Remote-controlled improvised explosive devises (RCIED) remain one of the major threats in asymmetric scenarios. In this arena, industry develops advanced IED jamming technology to mitigate the threat of attack by increasingly sophisticated RCIEDs, while traveling by vehicle. The threat of attack by RCIED weapons, also known as roadside bombs, is high in many countries. The threat persists where civilians are targeted in dozens of countries in conflicts and also not at war – especially in transit systems and prime urban locations.
To counter the threat, the Swiss company COMLAB develops and manufactures convoy jammers, portable jammers, and modular jammers using reactive jamming technology to guarantee highest efficiency and processing gain for real-time signal detection and disruption in well-covered urban and suburban environments.

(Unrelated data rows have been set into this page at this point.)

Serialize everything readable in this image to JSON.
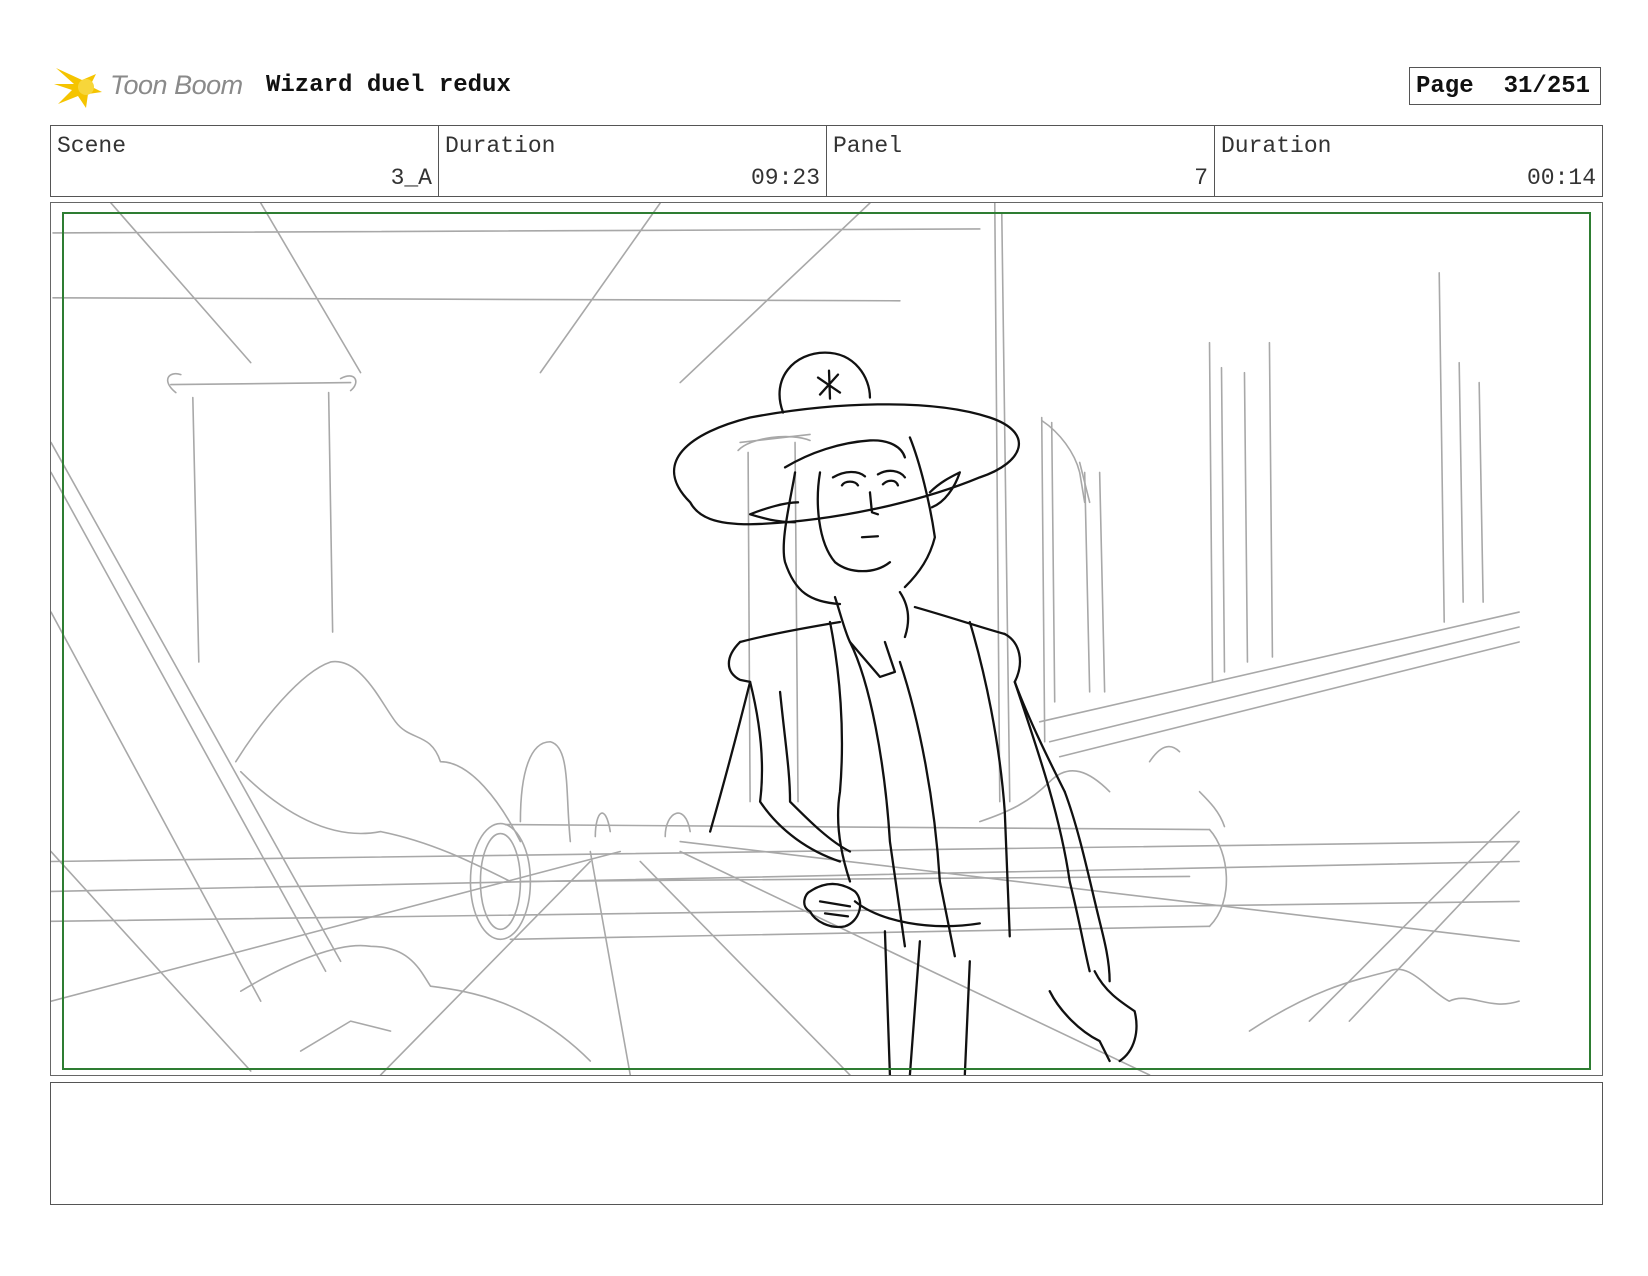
{
  "header": {
    "logo_text": "Toon Boom",
    "doc_title": "Wizard duel redux",
    "page_label": "Page",
    "page_value": "31/251"
  },
  "info": {
    "scene": {
      "label": "Scene",
      "value": "3_A"
    },
    "scene_duration": {
      "label": "Duration",
      "value": "09:23"
    },
    "panel": {
      "label": "Panel",
      "value": "7"
    },
    "panel_duration": {
      "label": "Duration",
      "value": "00:14"
    }
  },
  "notes": {
    "text": ""
  },
  "colors": {
    "safe_frame": "#2e7d32",
    "logo_yellow": "#f5c400",
    "sketch_background": "#9a9a9a",
    "sketch_character": "#111111"
  },
  "icons": {
    "logo": "toon-boom-burst-icon"
  }
}
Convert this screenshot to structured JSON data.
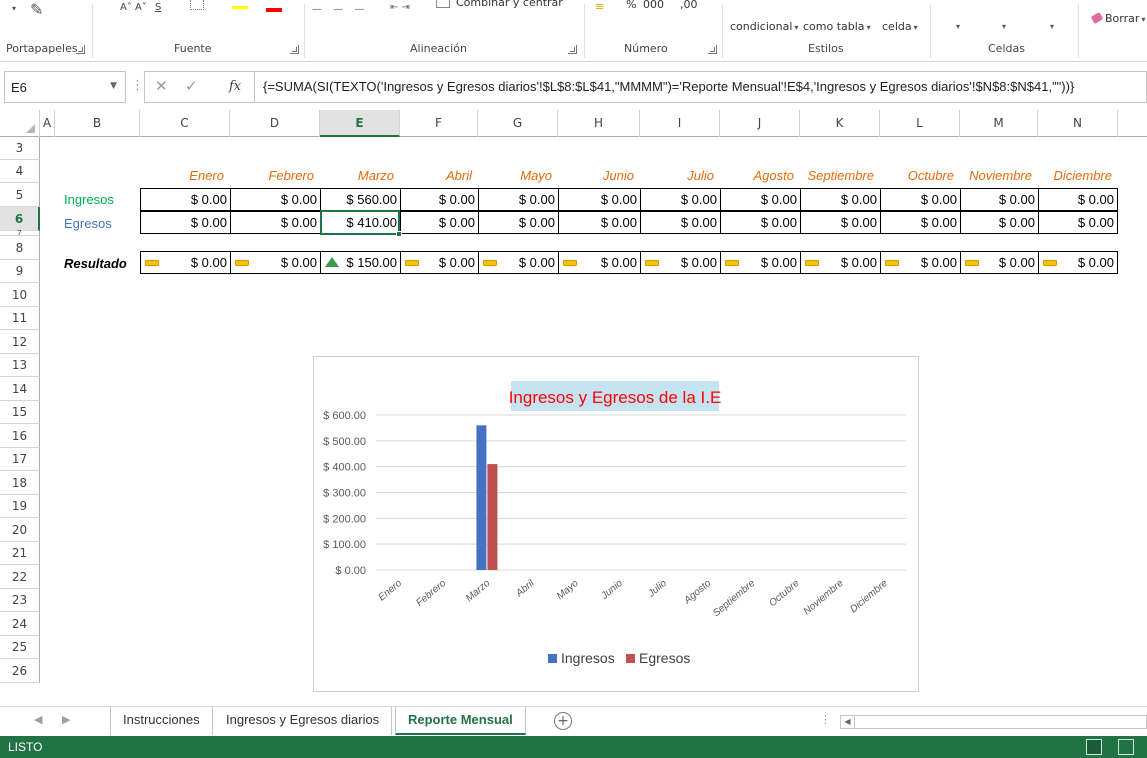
{
  "ribbon": {
    "groups": [
      "Portapapeles",
      "Fuente",
      "Alineación",
      "Número",
      "Estilos",
      "Celdas"
    ],
    "merge_center": "Combinar y centrar",
    "percent_sign": "%",
    "thousands_sep": "000",
    "decimals": ",00",
    "cond_format": "condicional",
    "table_format": "como tabla",
    "cell_styles": "celda",
    "clear": "Borrar"
  },
  "formula_bar": {
    "name_box": "E6",
    "formula": "{=SUMA(SI(TEXTO('Ingresos y Egresos diarios'!$L$8:$L$41,\"MMMM\")='Reporte Mensual'!E$4,'Ingresos y Egresos diarios'!$N$8:$N$41,\"\"))}"
  },
  "grid": {
    "columns": [
      "A",
      "B",
      "C",
      "D",
      "E",
      "F",
      "G",
      "H",
      "I",
      "J",
      "K",
      "L",
      "M",
      "N"
    ],
    "rows": [
      "3",
      "4",
      "5",
      "6",
      "7",
      "8",
      "9",
      "10",
      "11",
      "12",
      "13",
      "14",
      "15",
      "16",
      "17",
      "18",
      "19",
      "20",
      "21",
      "22",
      "23",
      "24",
      "25",
      "26"
    ],
    "months": [
      "Enero",
      "Febrero",
      "Marzo",
      "Abril",
      "Mayo",
      "Junio",
      "Julio",
      "Agosto",
      "Septiembre",
      "Octubre",
      "Noviembre",
      "Diciembre"
    ],
    "label_ingresos": "Ingresos",
    "label_egresos": "Egresos",
    "label_resultado": "Resultado",
    "ingresos": [
      "$ 0.00",
      "$ 0.00",
      "$ 560.00",
      "$ 0.00",
      "$ 0.00",
      "$ 0.00",
      "$ 0.00",
      "$ 0.00",
      "$ 0.00",
      "$ 0.00",
      "$ 0.00",
      "$ 0.00"
    ],
    "egresos": [
      "$ 0.00",
      "$ 0.00",
      "$ 410.00",
      "$ 0.00",
      "$ 0.00",
      "$ 0.00",
      "$ 0.00",
      "$ 0.00",
      "$ 0.00",
      "$ 0.00",
      "$ 0.00",
      "$ 0.00"
    ],
    "resultado": [
      "$ 0.00",
      "$ 0.00",
      "$ 150.00",
      "$ 0.00",
      "$ 0.00",
      "$ 0.00",
      "$ 0.00",
      "$ 0.00",
      "$ 0.00",
      "$ 0.00",
      "$ 0.00",
      "$ 0.00"
    ],
    "resultado_icons": [
      "flat",
      "flat",
      "up",
      "flat",
      "flat",
      "flat",
      "flat",
      "flat",
      "flat",
      "flat",
      "flat",
      "flat"
    ]
  },
  "colors": {
    "excel_green": "#217346",
    "month_orange": "#e46c0a",
    "ingresos_green": "#00b050",
    "egresos_blue": "#4472c4",
    "chart_title_red": "#ff0000",
    "chart_title_bg": "#c5e3f0"
  },
  "chart_data": {
    "type": "bar",
    "title": "Ingresos y Egresos de la I.E",
    "categories": [
      "Enero",
      "Febrero",
      "Marzo",
      "Abril",
      "Mayo",
      "Junio",
      "Julio",
      "Agosto",
      "Septiembre",
      "Octubre",
      "Noviembre",
      "Diciembre"
    ],
    "series": [
      {
        "name": "Ingresos",
        "values": [
          0,
          0,
          560,
          0,
          0,
          0,
          0,
          0,
          0,
          0,
          0,
          0
        ],
        "color": "#4472c4"
      },
      {
        "name": "Egresos",
        "values": [
          0,
          0,
          410,
          0,
          0,
          0,
          0,
          0,
          0,
          0,
          0,
          0
        ],
        "color": "#c0504d"
      }
    ],
    "yticks": [
      "$ 0.00",
      "$ 100.00",
      "$ 200.00",
      "$ 300.00",
      "$ 400.00",
      "$ 500.00",
      "$ 600.00"
    ],
    "ylim": [
      0,
      600
    ],
    "grid": true,
    "legend": "bottom"
  },
  "sheets": {
    "tabs": [
      "Instrucciones",
      "Ingresos y Egresos diarios",
      "Reporte Mensual"
    ],
    "active": "Reporte Mensual"
  },
  "status": {
    "text": "LISTO"
  }
}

From 19 to 23 February, COMLAB showcases its newest generation of jamming solutions at its IDEX 2017 stands B17 (Hall 8).
The jamming products, according to the company, offer a safe application for car convoys and VIP protection, bomb detection, bomb disposal, drone jamming, military, and government.
All of COMLAB’s jamming solutions are based on a reactive signal generation and highly efficient power generation, meaning that threat frequencies are jammed microseconds after they appear with all available jamming energy. Their operation and monitoring principle is simple: operators use a tablet PC with touch screen.
COMLAB says its Portable Jamming System (PJS) is a “highly integrated easy-to-operate” jamming system covering a broad frequency range. For increasing the jamming efficiency or extending the frequency range, several PJS units can be combined via the AirSync app. COMLAB delivers PJS as a ready-to-use system.
The company’s second product, the Convoy Jamming System (CJS), is a complete factory-fitted system and is supplied on a turnkey basis. With the specially adapted antenna array, CJS offers a “very sophisticated approach” towards applying jamming energy just where it is needed, the company notes. CJS is powered by a managed battery system, offering an autonomy of several hours. It depends on battery type and jamming activity. During mobile missions, the auxiliary alternator permanently charges the battery and when stationary, the battery can be charged by utilising an AC/DC converter.
The purpose of COMLAB’s Modular Jamming System (MJS) is to suppress all unwanted wireless communication (GSM, UMTS, WLAN, Bluetooth, LTE, satellite phones) within designated areas, including government buildings. As far as usage in these areas is concerned, the MJS is typically operated as a fixed installation. Depending on the size and the complexity of the object or infrastructure, jamming units can be connected via fibre-optic links. The company says a specific signal path, consisting of signal generator and power amplifier, is required for each communication service. In this way, the maximum desired modularity is ensured.